Australia Day: Scientist Monica Oliphant powers on to realise renewable energy vision, ABC News, By Nicola Gage 25 Jan 16, Age seems to be no barrier for pioneering scientist and South Australia’s Senior Citizen of the Year Monica Oliphant. After more than half a century dedicating her life to the renewable energy sector, she has hardly slowed down, at a time when clean energy has become very much mainstream.
“There’s no limit almost to what they can be used for,” she said. “Power generation, charging electric vehicles, charging up your mobile phone, lots of applications.”
But when the passionate physicist began working in the sector, all of those applications were just a thought bubble.

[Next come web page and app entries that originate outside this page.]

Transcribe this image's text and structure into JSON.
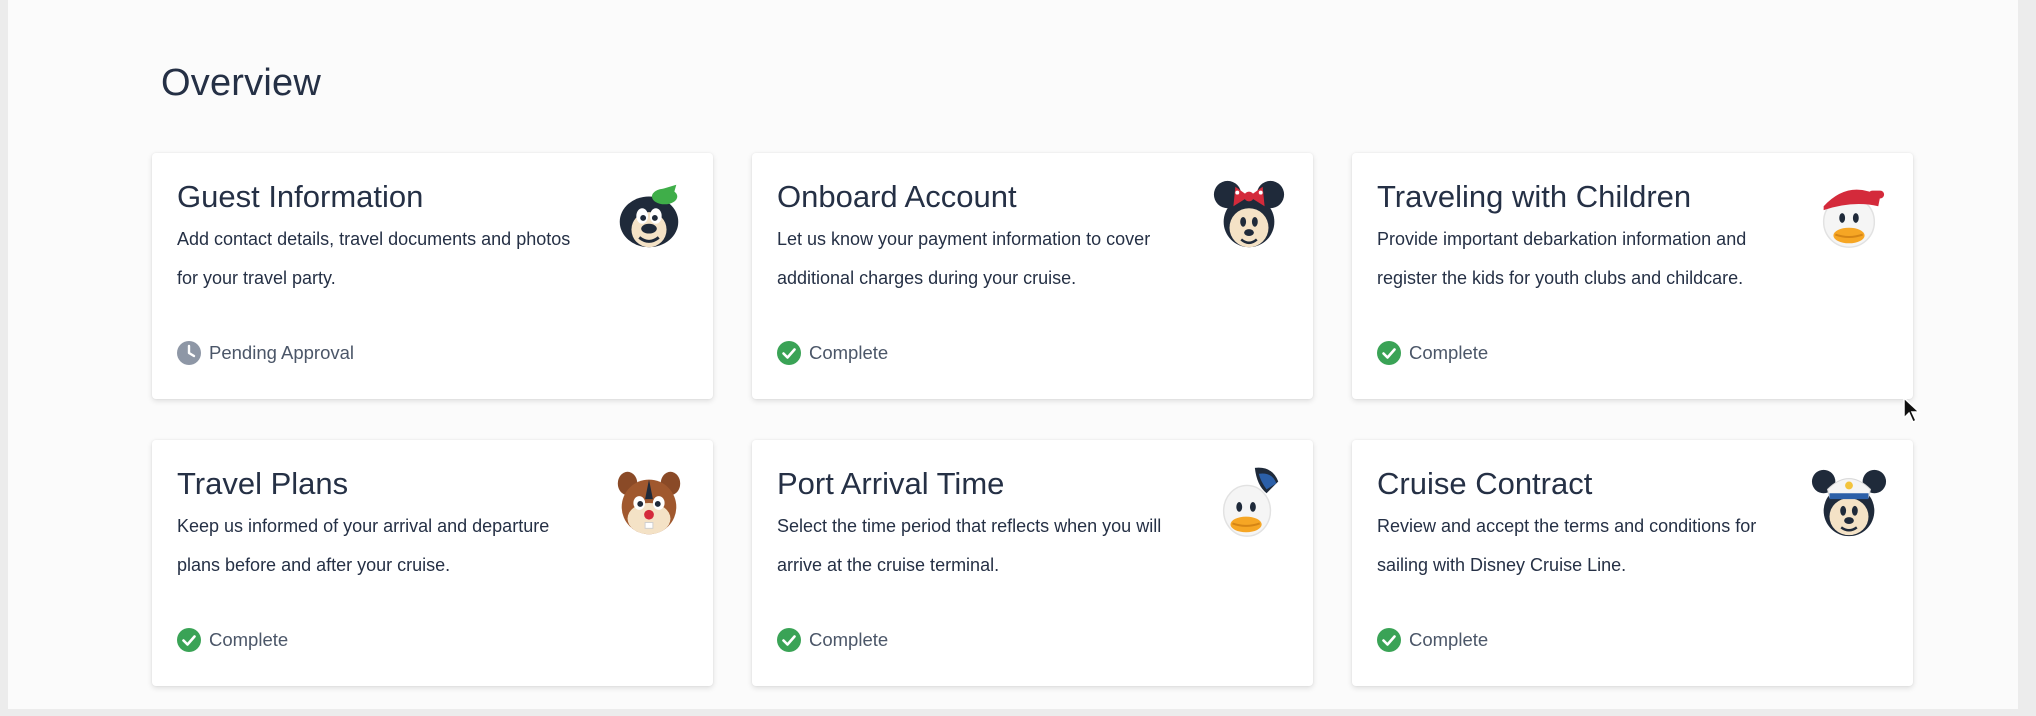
{
  "overview": {
    "title": "Overview"
  },
  "colors": {
    "complete": "#3aa356",
    "pending": "#8e97a6",
    "text": "#253045"
  },
  "cards": [
    {
      "title": "Guest Information",
      "description": "Add contact details, travel documents and photos for your travel party.",
      "status": "Pending Approval",
      "status_icon": "clock-icon",
      "avatar": "goofy-avatar-icon"
    },
    {
      "title": "Onboard Account",
      "description": "Let us know your payment information to cover additional charges during your cruise.",
      "status": "Complete",
      "status_icon": "check-circle-icon",
      "avatar": "minnie-avatar-icon"
    },
    {
      "title": "Traveling with Children",
      "description": "Provide important debarkation information and register the kids for youth clubs and childcare.",
      "status": "Complete",
      "status_icon": "check-circle-icon",
      "avatar": "duck-avatar-icon"
    },
    {
      "title": "Travel Plans",
      "description": "Keep us informed of your arrival and departure plans before and after your cruise.",
      "status": "Complete",
      "status_icon": "check-circle-icon",
      "avatar": "chipmunk-avatar-icon"
    },
    {
      "title": "Port Arrival Time",
      "description": "Select the time period that reflects when you will arrive at the cruise terminal.",
      "status": "Complete",
      "status_icon": "check-circle-icon",
      "avatar": "donald-avatar-icon"
    },
    {
      "title": "Cruise Contract",
      "description": "Review and accept the terms and conditions for sailing with Disney Cruise Line.",
      "status": "Complete",
      "status_icon": "check-circle-icon",
      "avatar": "captain-mickey-avatar-icon"
    }
  ]
}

So too were women in science. In the early 60s, Ms Oliphant was the only female in her class to complete her honours in physics. That is where she met her husband Michael, the son of Australia’s pre-eminent scientist and former South Australian governor, Sir Mark Oliphant. She said her father-in-law pushed her to continue with her work.
“I was in awe of him but he did inspire me to always say your mind and to not be frightened of saying what you think,” she said. It was advice she held on to throughout her 18 years at South Australia’s Electricity Trust, when renewables were viewed with suspicion…….
Renewable energy vision becomes mainstream
Slowly, she worked her way out of the corner, with her research helping to prove the worth of solar panels, as the sector became more financially viable.
“I would think that the big break was the German-introduced feed-in tariff,” Ms Oliphant said.
“South Australia was the first to pick up in Australia and that has helped reduce costs and it has taken off since then…….
Last year she travelled overseas to help with a renewable energy project in China.
Ms Oliphant considers herself a tree-hugger and despite beginning her career in atomic energy, she said there was no need for South Australia to invest in nuclear energy.
A royal commission is currently underway into the state’s nuclear fuel cycle.
“For South Australia, with 41 per cent of intermittent renewables on our energy mix, we just don’t need nuclear energy,” Ms Oliphant said.
She said from the beginning, she was confident renewable energy would one day move from the fringe, to the mainstream. “I was sure that it would eventually, not sure why, but I was sure and I wanted to be with it all the way,” she said…. http://www.abc.net.au/news/2016-01-25/monica-oliphant-senior-south-australian-of-the-year/7111366